The protocols, however, may not be enough. CNN reported that Texas Health Presbyterian Hospital Dallas nurses have complained that guidance continually changed, and there were no up-to-date protocols available when Duncan was at the hospital. The nurses claim that Duncan was left in an open area, that their PPE exposed their necks, and there was no mandate for them to attend training. Further, the second 29-year-old nurse flew the next day between Cleveland and Texas after treating Duncan.
Regarding the infected nurse, the Washington Post reported on October 14, 2014, that CDC director Tom Frieden affirmed that a “breach in protocol resulted in this infection.”
The CMS memorandum provided a link to an Ebola detection checklist, but it is not mandatory or federally regulated. The checklist covers review of triage procedures, post-screening criteria, adequate training, and preparation of isolation, quarantine, and exposure reports. CMS also cited the CDC’s website for updates to affected countries, but again, the memorandum was issued days after Duncan’s visit.
The CDC and CMS will need to move faster as any changes in guidance arise.

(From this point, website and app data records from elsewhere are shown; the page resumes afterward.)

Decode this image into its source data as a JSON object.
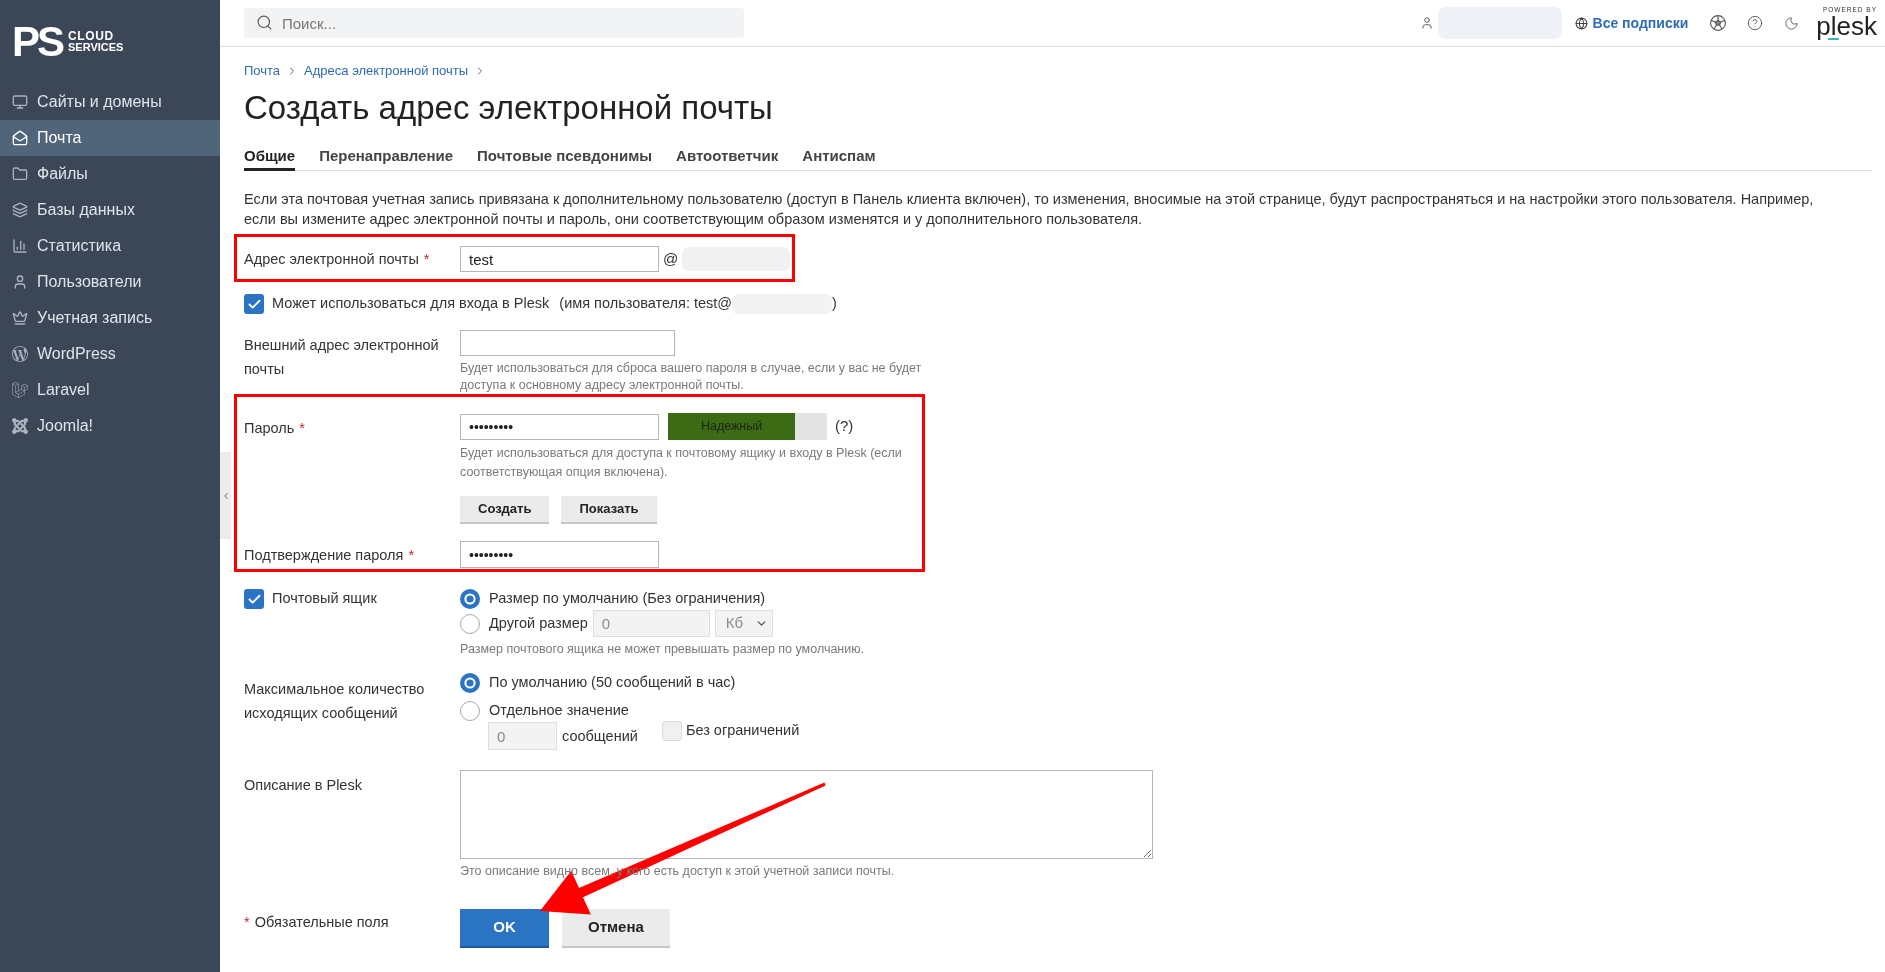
{
  "sidebar": {
    "logo": {
      "mark": "PS",
      "line_1": "CLOUD",
      "line_2": "SERVICES"
    },
    "items": [
      {
        "label": "Сайты и домены",
        "selected": false
      },
      {
        "label": "Почта",
        "selected": true
      },
      {
        "label": "Файлы",
        "selected": false
      },
      {
        "label": "Базы данных",
        "selected": false
      },
      {
        "label": "Статистика",
        "selected": false
      },
      {
        "label": "Пользователи",
        "selected": false
      },
      {
        "label": "Учетная запись",
        "selected": false
      },
      {
        "label": "WordPress",
        "selected": false
      },
      {
        "label": "Laravel",
        "selected": false
      },
      {
        "label": "Joomla!",
        "selected": false
      }
    ]
  },
  "top_bar": {
    "search": {
      "placeholder": "Поиск..."
    },
    "subscriptions_link": "Все подписки",
    "logo": {
      "tagline": "POWERED BY",
      "wordmark": "plesk"
    }
  },
  "breadcrumbs": [
    "Почта",
    "Адреса электронной почты"
  ],
  "title": "Создать адрес электронной почты",
  "tabs": [
    {
      "label": "Общие",
      "selected": true
    },
    {
      "label": "Перенаправление",
      "selected": false
    },
    {
      "label": "Почтовые псевдонимы",
      "selected": false
    },
    {
      "label": "Автоответчик",
      "selected": false
    },
    {
      "label": "Антиспам",
      "selected": false
    }
  ],
  "intro": "Если эта почтовая учетная запись привязана к дополнительному пользователю (доступ в Панель клиента включен), то изменения, вносимые на этой странице, будут распространяться и на настройки этого пользователя. Например, если вы измените адрес электронной почты и пароль, они соответствующим образом изменятся и у дополнительного пользователя.",
  "form": {
    "email": {
      "label": "Адрес электронной почты",
      "required_mark": "*",
      "value": "test",
      "separator": "@",
      "highlighted": true
    },
    "login": {
      "label": "Может использоваться для входа в Plesk",
      "note_start": "(имя пользователя: test@",
      "note_end": ")",
      "checked": true
    },
    "external_email": {
      "label": "Внешний адрес электронной почты",
      "hint": "Будет использоваться для сброса вашего пароля в случае, если у вас не будет доступа к основному адресу электронной почты."
    },
    "password": {
      "highlighted": true,
      "label": "Пароль",
      "required_mark": "*",
      "value": "•••••••••",
      "strength": {
        "label": "Надежный",
        "level": 0.8
      },
      "help": "(?)",
      "hint": "Будет использоваться для доступа к почтовому ящику и входу в Plesk (если соответствующая опция включена).",
      "buttons": [
        "Создать",
        "Показать"
      ],
      "confirm": {
        "label": "Подтверждение пароля",
        "required_mark": "*",
        "value": "•••••••••"
      }
    },
    "mailbox": {
      "label": "Почтовый ящик",
      "checked": true,
      "options": [
        {
          "label": "Размер по умолчанию (Без ограничения)",
          "selected": true
        },
        {
          "label": "Другой размер",
          "selected": false,
          "amount": {
            "value": "0",
            "disabled": true
          },
          "unit": {
            "value": "Кб",
            "disabled": true
          }
        }
      ],
      "hint": "Размер почтового ящика не может превышать размер по умолчанию."
    },
    "outgoing": {
      "label": "Максимальное количество исходящих сообщений",
      "options": [
        {
          "label": "По умолчанию (50 сообщений в час)",
          "selected": true
        },
        {
          "label": "Отдельное значение",
          "selected": false,
          "amount": {
            "value": "0",
            "disabled": true
          },
          "unit_label": "сообщений",
          "unlimited": {
            "label": "Без ограничений",
            "checked": false
          }
        }
      ]
    },
    "description": {
      "label": "Описание в Plesk",
      "hint": "Это описание видно всем, у кого есть доступ к этой учетной записи почты."
    },
    "footer": {
      "required_mark": "*",
      "required_note": "Обязательные поля",
      "buttons": [
        {
          "label": "OK",
          "kind": "primary"
        },
        {
          "label": "Отмена",
          "kind": "secondary"
        }
      ]
    }
  }
}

Whether current protocols will contain the Ebola virus remains to be seen, as it is likely more health care workers at the Dallas hospital will contract the disease.